== Problem ==
Report each line of the entries below that includes "euch".

== Data shown ==
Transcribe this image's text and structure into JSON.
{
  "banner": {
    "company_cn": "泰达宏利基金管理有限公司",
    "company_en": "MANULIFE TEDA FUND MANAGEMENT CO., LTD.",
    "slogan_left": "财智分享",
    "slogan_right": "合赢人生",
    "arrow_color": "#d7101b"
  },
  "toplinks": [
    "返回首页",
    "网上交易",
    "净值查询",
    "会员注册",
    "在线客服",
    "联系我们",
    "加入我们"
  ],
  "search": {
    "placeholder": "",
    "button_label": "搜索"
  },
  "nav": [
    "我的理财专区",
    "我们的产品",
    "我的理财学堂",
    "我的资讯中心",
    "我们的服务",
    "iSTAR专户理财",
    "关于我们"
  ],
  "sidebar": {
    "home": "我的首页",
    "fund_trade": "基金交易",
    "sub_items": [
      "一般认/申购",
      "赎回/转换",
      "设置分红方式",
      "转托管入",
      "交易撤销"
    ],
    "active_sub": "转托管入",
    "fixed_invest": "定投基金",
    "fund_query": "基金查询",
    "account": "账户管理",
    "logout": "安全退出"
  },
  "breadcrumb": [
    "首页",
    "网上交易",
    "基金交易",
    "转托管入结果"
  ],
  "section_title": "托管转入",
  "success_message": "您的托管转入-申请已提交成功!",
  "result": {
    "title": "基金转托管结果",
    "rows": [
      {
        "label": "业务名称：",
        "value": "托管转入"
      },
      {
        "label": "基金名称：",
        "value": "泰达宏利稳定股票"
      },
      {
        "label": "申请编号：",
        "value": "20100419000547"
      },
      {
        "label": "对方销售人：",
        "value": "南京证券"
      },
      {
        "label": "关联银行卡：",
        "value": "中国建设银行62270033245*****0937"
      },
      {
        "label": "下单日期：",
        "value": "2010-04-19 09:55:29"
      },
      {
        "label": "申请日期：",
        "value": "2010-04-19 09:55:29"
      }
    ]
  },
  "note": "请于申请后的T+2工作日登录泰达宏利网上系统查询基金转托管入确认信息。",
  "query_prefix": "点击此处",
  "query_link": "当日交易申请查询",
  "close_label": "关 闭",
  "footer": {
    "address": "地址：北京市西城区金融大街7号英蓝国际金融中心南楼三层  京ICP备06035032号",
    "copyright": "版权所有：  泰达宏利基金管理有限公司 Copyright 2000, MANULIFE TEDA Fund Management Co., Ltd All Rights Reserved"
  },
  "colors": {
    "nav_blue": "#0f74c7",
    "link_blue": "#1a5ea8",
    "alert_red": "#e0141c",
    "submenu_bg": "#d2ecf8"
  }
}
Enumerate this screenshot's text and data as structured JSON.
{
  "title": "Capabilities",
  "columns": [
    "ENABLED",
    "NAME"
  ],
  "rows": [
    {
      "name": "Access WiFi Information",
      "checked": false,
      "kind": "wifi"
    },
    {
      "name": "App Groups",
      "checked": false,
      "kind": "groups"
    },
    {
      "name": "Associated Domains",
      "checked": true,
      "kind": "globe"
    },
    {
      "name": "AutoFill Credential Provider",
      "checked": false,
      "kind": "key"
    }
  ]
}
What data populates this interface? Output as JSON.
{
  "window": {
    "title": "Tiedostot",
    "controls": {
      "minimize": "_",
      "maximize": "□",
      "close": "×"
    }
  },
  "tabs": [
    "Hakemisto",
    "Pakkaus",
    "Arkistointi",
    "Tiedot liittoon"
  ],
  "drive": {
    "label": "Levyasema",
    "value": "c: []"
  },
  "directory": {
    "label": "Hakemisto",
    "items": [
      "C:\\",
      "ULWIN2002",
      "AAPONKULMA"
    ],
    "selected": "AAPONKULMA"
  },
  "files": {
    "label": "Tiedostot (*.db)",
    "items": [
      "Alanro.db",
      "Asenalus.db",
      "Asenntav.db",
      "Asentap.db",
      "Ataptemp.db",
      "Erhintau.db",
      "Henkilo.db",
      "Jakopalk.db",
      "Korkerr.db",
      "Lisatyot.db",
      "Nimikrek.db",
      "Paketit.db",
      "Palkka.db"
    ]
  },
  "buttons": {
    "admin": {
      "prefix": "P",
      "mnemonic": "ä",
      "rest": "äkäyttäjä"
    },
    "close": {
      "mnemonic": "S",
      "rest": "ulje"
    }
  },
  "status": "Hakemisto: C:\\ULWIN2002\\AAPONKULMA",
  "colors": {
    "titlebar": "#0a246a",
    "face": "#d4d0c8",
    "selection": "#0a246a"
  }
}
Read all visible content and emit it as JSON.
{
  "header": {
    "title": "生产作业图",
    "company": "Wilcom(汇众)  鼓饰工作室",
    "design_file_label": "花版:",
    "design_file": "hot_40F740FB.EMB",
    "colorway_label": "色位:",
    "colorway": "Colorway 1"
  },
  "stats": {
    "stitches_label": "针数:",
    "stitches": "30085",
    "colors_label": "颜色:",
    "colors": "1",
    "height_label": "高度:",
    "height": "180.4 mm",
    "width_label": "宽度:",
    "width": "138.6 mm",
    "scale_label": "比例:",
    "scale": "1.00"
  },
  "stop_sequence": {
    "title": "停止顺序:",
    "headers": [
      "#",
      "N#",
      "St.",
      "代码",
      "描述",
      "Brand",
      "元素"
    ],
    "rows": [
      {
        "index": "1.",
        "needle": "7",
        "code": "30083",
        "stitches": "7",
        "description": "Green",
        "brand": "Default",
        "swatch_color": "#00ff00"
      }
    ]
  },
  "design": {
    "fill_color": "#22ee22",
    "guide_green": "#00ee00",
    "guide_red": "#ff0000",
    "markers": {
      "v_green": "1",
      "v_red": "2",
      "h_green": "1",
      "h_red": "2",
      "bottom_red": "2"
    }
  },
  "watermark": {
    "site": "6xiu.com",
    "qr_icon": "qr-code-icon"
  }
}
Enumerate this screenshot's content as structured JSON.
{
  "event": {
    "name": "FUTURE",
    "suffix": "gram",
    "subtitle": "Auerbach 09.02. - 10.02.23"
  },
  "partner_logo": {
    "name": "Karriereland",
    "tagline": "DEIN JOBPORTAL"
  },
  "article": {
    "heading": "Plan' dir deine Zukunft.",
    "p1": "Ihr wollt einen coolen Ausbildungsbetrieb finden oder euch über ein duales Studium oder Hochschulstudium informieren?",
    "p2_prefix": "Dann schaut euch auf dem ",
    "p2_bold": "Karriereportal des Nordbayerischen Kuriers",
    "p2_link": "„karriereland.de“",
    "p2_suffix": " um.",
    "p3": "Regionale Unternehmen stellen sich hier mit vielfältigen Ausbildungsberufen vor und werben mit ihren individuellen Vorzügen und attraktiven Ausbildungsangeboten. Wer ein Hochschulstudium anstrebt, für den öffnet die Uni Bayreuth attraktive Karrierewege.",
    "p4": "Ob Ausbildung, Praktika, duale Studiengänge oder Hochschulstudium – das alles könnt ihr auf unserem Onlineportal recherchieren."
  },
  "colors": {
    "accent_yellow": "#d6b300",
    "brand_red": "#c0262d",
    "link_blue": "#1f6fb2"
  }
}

== Exercise output ==
    "p1": "Ihr wollt einen coolen Ausbildungsbetrieb finden oder euch über ein duales Studium oder Hochschulstudium informieren?",
    "p2_prefix": "Dann schaut euch auf dem ",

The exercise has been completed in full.